Finally, how can deregulation and tax cuts for the rich be posited as a solution to the recent economic catastrophe, when these were the very policies that caused it?  Is the antidote for cyanide more cyanide?  We’ve tried this approach three times, first in the late 1800’s, next in the 1920’s, and more recently, over last thirty years. Each time it ended in disaster.  The first time resulted in the Panic of 1893 and the depression which followed it. The second caused the Great Depression of the 30’s. And our latest sojourn into rightwing madness resulted in the Great Recession.  That’s three times we tried conservative, laissez-faire policies featuring deregulation, low taxes for the rich and weak governments, and three of the biggest economic collapses in our history to show for it.  At what point do empirical facts trump rightwing talking points?

The answer to these questions is both sad and simple.  

Republicans have been running a 30-year scam to vilify government, glorify the private sector, distract the public with wedge issues, and take over the press, while Democrats have run like sissies from any hint of confrontation.

But Republicans have only been carrying their plutocratic overlords’ water.  Indeed, corporations have funded a coordinated takeover of the Republican Party,  the media, and the machinery of government.

This fact, ultimately, explains the answers to the questions above.

But there’s one question remaining. What is the source of Democratic complicity in this toboggan ride to national hell? Are they as cowardly as they seem, or are they simply playing their pre-appointed role in the whole sordid scheme. 

With every new pre-emptive compromise by Obama, with every weak-sister protest by Congressional Democrats – followed closely by capitulation – and with their collective silence on the People’s Budget, the answer to that question gets increasingly clearer by the day.

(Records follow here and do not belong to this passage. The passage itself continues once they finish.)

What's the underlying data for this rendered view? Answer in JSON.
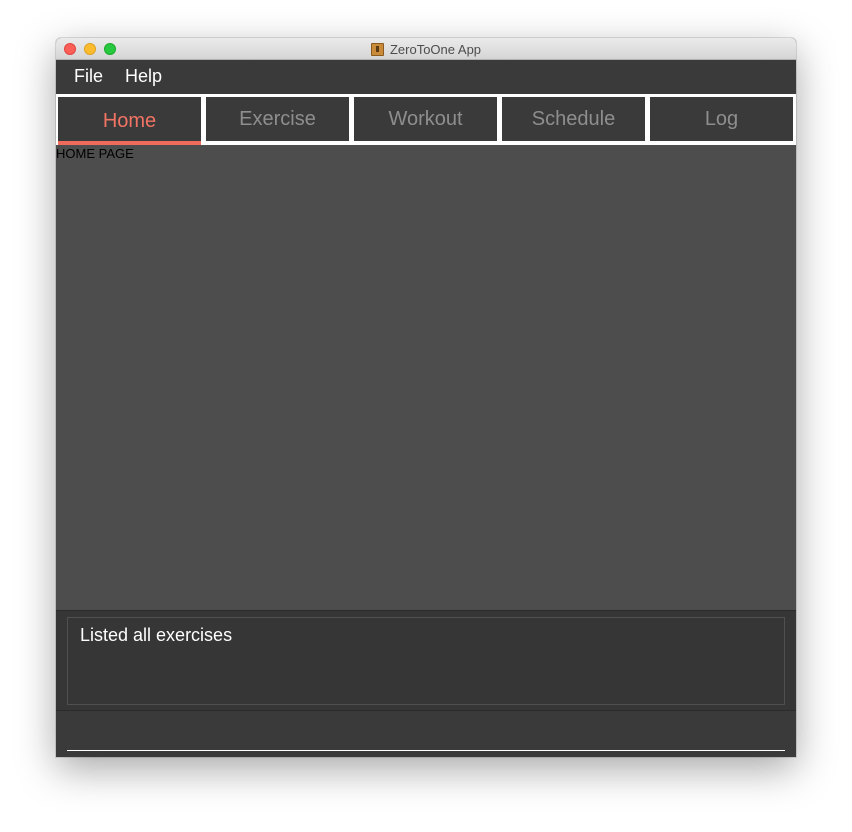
{
  "window": {
    "title": "ZeroToOne App"
  },
  "menu": {
    "items": [
      {
        "label": "File"
      },
      {
        "label": "Help"
      }
    ]
  },
  "tabs": [
    {
      "label": "Home",
      "active": true
    },
    {
      "label": "Exercise",
      "active": false
    },
    {
      "label": "Workout",
      "active": false
    },
    {
      "label": "Schedule",
      "active": false
    },
    {
      "label": "Log",
      "active": false
    }
  ],
  "main": {
    "page_label": "HOME PAGE"
  },
  "result": {
    "message": "Listed all exercises"
  },
  "command": {
    "value": ""
  },
  "colors": {
    "accent": "#ef6c5d",
    "background": "#3a3a3a",
    "content": "#4d4d4d"
  },
  "icons": {
    "app": "app-icon",
    "close": "close-icon",
    "minimize": "minimize-icon",
    "maximize": "maximize-icon"
  }
}
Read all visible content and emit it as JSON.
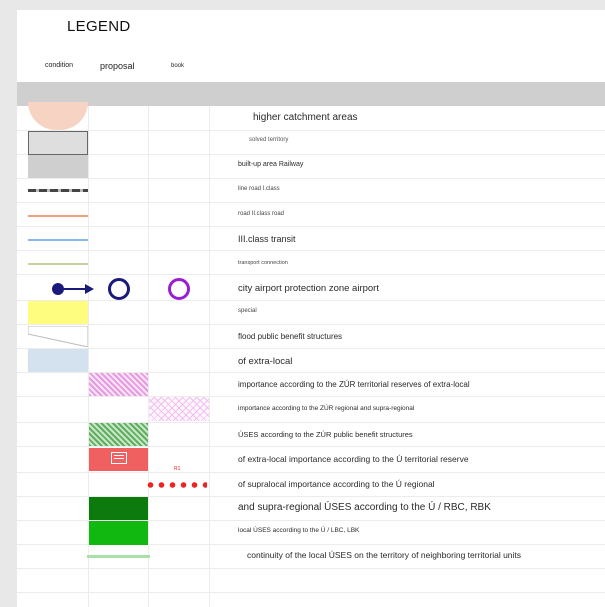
{
  "legend": {
    "title": "LEGEND",
    "columns": {
      "condition": "condition",
      "proposal": "proposal",
      "book": "book"
    },
    "items": [
      {
        "label": "higher catchment areas"
      },
      {
        "label": "solved territory"
      },
      {
        "label": "built-up area Railway"
      },
      {
        "label": "line road I.class"
      },
      {
        "label": "road II.class road"
      },
      {
        "label": "III.class transit"
      },
      {
        "label": "transport connection"
      },
      {
        "label": "city airport protection zone airport"
      },
      {
        "label": "special"
      },
      {
        "label": "flood public benefit structures"
      },
      {
        "label": "of extra-local"
      },
      {
        "label": "importance according to the ZÚR territorial reserves of extra-local"
      },
      {
        "label": "importance according to the ZÚR regional and supra-regional"
      },
      {
        "label": "ÚSES according to the ZÚR public benefit structures"
      },
      {
        "label": "of extra-local importance according to the Ú territorial reserve"
      },
      {
        "label": "of supralocal importance according to the Ú regional"
      },
      {
        "label": "and supra-regional ÚSES according to the Ú / RBC, RBK"
      },
      {
        "label": "local ÚSES according to the Ú / LBC, LBK"
      },
      {
        "label": "continuity of the local ÚSES on the territory of neighboring territorial units"
      }
    ],
    "marker_r1": "R1",
    "colors": {
      "catchment": "#f7d3c4",
      "navy": "#1a1a7a",
      "purple": "#9a1fd0",
      "yellow": "#fffd80",
      "light_blue": "#d3e2ee",
      "magenta_hatch": "#e59be0",
      "green_hatch": "#5fae5f",
      "red_box": "#f06060",
      "red_dots": "#ee2222",
      "dark_green": "#0c7a0c",
      "green": "#10b810",
      "light_green": "#a8e0a8"
    }
  }
}
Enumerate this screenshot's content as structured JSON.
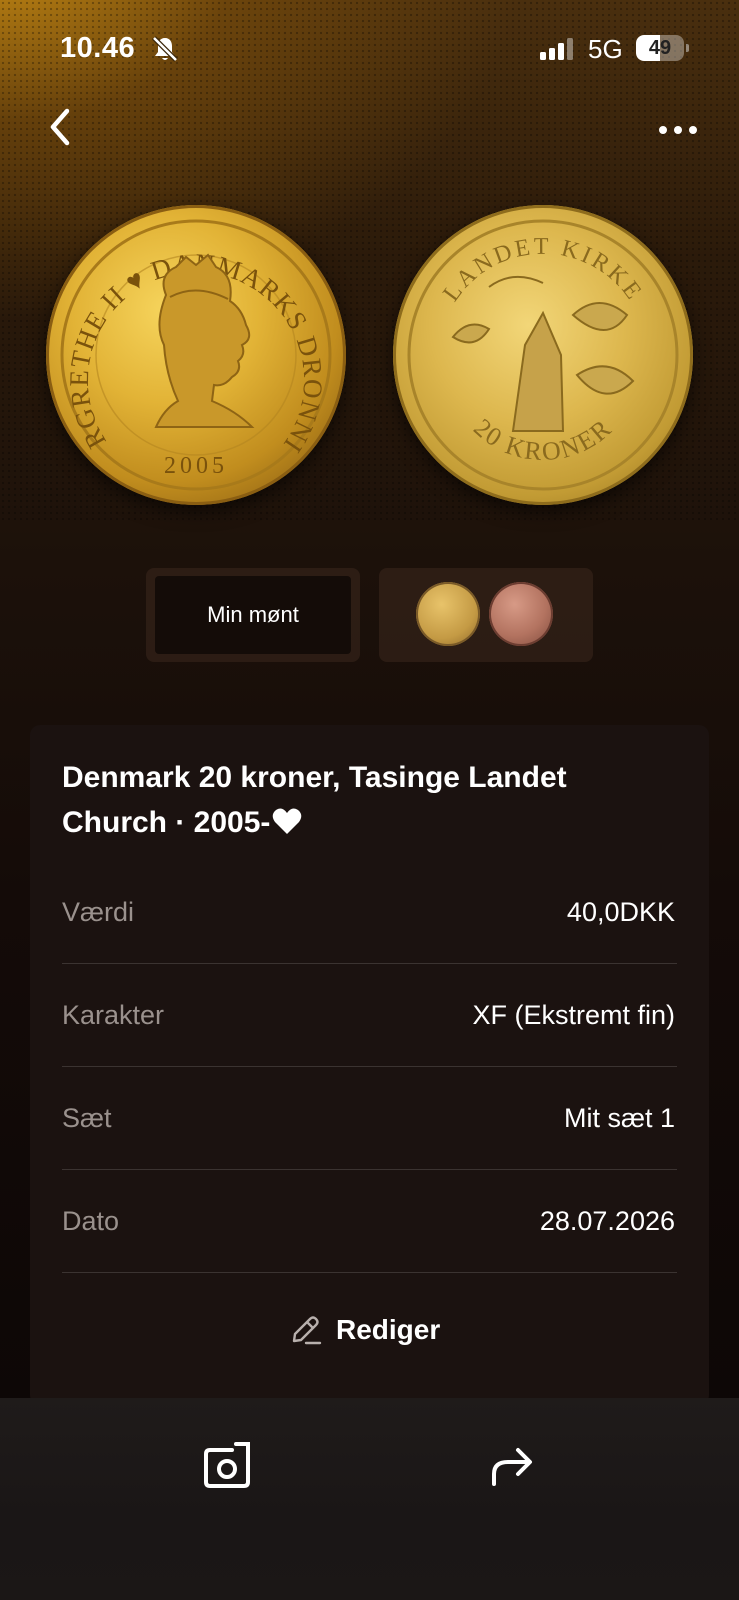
{
  "status_bar": {
    "time": "10.46",
    "network": "5G",
    "battery": "49",
    "battery_level": 0.49,
    "icons": [
      "bell-muted-icon",
      "signal-icon",
      "battery-icon"
    ]
  },
  "nav": {
    "back_icon": "chevron-left-icon",
    "more_icon": "ellipsis-icon"
  },
  "coin_obverse": {
    "legend": "MARGRETHE II ♥ DANMARKS DRONNING",
    "year": "2005"
  },
  "coin_reverse": {
    "legend": "LANDET KIRKE",
    "denomination": "20 KRONER"
  },
  "image_tabs": {
    "my_coin_label": "Min mønt"
  },
  "details": {
    "title": "Denmark 20 kroner, Tasinge Landet Church · 2005-",
    "title_icon": "heart-icon",
    "rows": [
      {
        "label": "Værdi",
        "value": "40,0DKK"
      },
      {
        "label": "Karakter",
        "value": "XF (Ekstremt fin)"
      },
      {
        "label": "Sæt",
        "value": "Mit sæt 1"
      },
      {
        "label": "Dato",
        "value": "28.07.2026"
      }
    ],
    "edit_label": "Rediger",
    "edit_icon": "pencil-icon"
  },
  "bottom_bar": {
    "icons": [
      "camera-icon",
      "share-icon"
    ]
  },
  "colors": {
    "accent_gold": "#d9a92a",
    "card_bg": "#1b1210",
    "label_gray": "#9a918d"
  }
}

John Atcheson's writing has appeared in the New York Times, the Washington Post, the Baltimore Sun, the San Jose Mercury News, the Memphis Commercial Appeal, as well as in several wonk journals. He is currently at work on a fictional Trilogy that centers on climate change.  Atcheson's book reviews are featured on Email to:

Source URL:


Donations can be sent to the Baltimore Nonviolence Center, 325 E. 25th St., Baltimore, MD 21218.  Ph: 410-366-1637; Email: mobuszewski [at] Go to


"The master class has always declared the wars; the subject class has always fought the battles. The master class has had all to gain and nothing to lose, while the subject class has had nothing to gain and everything to lose--especially their lives." Eugene Victor Debs


No comments: